TASK STATEMENT:
Scan the entries below. List each line with "sticky".

Page and application data records:
=== Begin Enclosure ===

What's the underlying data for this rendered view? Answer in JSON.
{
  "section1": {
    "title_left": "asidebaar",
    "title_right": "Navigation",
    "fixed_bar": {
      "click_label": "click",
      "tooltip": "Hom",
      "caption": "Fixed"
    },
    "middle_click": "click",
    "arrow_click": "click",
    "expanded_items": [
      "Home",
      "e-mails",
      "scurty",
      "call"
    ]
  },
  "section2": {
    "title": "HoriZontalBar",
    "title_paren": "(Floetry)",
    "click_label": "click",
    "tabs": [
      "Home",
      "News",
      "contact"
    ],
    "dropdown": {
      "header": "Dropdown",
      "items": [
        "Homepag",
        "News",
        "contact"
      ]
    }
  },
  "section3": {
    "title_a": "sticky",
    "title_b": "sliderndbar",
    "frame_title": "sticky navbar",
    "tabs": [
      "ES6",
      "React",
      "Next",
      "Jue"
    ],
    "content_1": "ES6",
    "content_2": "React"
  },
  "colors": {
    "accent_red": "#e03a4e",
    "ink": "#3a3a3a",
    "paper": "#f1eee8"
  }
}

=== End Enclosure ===

EXERCISE RESULT:
    "title_a": "sticky",
    "frame_title": "sticky navbar",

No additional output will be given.